Quote Originally Posted by bpm32
Okay, after much reading and thought, I bought a 4x5 camera. Today, I exposed my first neg... and I already messed it up. I'm trying out the zone system after having read The Camera, The Negative, and The Print by Adams.

Film: Ilford Delta 100 pro b/w
Developer: Kodak D76

I metered on an "important" low, which at a shutter speed of 200, came in at f5.6. Then I metered an "important" high, which came in at f22. Now I don't know much about this system yet, but from everything I've read, that sounds like a pretty wide range. The worst part is, I never adjusted the camera... I just exposed the darn neg at f5.6 @200. I THINK I should've exposed the neg at f11 @ 200... that would put my "important" low at zone III.

So, my question is... can I develop this negative in a way such that it would bring that "important" low down to where I intended it to be AND contract that range so the "important" high will be at or near zone VII?

Also, everywhere I read about this, I see developments of N, N+1, N-1, etc, etc. I can't seem to find how I determine what +1 or -1 should be. I assume it's an amount (or percentage) of time. Do I have to run tests to determine this? I believe I have a book that suggests some tests, but it also says I need a densitometer, and I don't have one.

Please keep in mind this is the first I've ever dealt with 4x5 and the zone system. So, if anything I've written or asked is way off, be kind.

I really appreciate any guidance you folks can give me. Thank you kindly for your time.

Ok Brian, lets start with the development numbers. Most people who calibrate their exposures for zone system use a 5 stop spread between the shadow with detail and the highlight with detail. In the example you gave of your first exposure, if you had the shadows at 5.6 and the highlights at 22, that is only a 3 stop spread, how many more stops you need to bring it up to the 5 stop spread?....2, so your N number would be N+2, or normal development plus 2 stops. Lets say for example your metering had given you the numbers 5.6 for the low and 64 for the high, this is a 6 stop spread, what do you have to do to bring it to 5?.....take one stop off, so your N number would have been N-1. I hope this explains it a little.

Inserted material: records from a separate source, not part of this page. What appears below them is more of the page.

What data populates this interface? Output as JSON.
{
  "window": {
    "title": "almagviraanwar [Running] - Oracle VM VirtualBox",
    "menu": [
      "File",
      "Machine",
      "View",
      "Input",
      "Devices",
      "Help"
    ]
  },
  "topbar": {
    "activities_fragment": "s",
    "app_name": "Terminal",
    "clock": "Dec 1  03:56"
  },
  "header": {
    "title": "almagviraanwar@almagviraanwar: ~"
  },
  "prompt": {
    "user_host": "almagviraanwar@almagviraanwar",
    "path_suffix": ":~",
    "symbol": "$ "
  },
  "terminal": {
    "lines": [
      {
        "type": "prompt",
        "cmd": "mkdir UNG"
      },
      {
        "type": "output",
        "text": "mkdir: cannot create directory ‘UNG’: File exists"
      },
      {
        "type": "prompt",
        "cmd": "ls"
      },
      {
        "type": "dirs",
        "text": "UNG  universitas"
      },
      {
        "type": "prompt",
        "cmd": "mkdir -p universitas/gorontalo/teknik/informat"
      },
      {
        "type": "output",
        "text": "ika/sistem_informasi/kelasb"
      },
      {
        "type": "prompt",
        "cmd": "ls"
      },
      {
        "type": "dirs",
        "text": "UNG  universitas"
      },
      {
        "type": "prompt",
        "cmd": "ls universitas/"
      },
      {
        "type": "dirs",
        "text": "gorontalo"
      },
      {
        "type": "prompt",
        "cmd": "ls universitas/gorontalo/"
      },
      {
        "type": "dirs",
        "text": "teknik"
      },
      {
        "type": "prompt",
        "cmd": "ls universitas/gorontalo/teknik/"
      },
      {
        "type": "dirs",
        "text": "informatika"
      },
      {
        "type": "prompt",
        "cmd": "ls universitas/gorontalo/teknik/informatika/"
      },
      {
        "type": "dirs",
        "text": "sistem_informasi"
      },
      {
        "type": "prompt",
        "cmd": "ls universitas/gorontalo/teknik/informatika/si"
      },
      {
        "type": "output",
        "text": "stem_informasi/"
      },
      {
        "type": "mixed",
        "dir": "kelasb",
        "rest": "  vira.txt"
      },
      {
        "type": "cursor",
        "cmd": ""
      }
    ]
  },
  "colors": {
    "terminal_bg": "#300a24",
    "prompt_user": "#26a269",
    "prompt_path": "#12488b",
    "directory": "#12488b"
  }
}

For your negative, your exposure tells me you were shooting early in the morning, late in the afternoon or in an overcast day, you have a low contrast scene, since you have already taken the exposure, at this point you can develop your negative normally and when you are getting ready to print it use a high grade contrast paper, something like grade 4. The negative will be overexposed, but will still be printable.

There are other techniques like bleaching and redeveloping, intensification, etc. But IMO is better not to mess with them, unless the negative is very valuable and impossible to re shoot.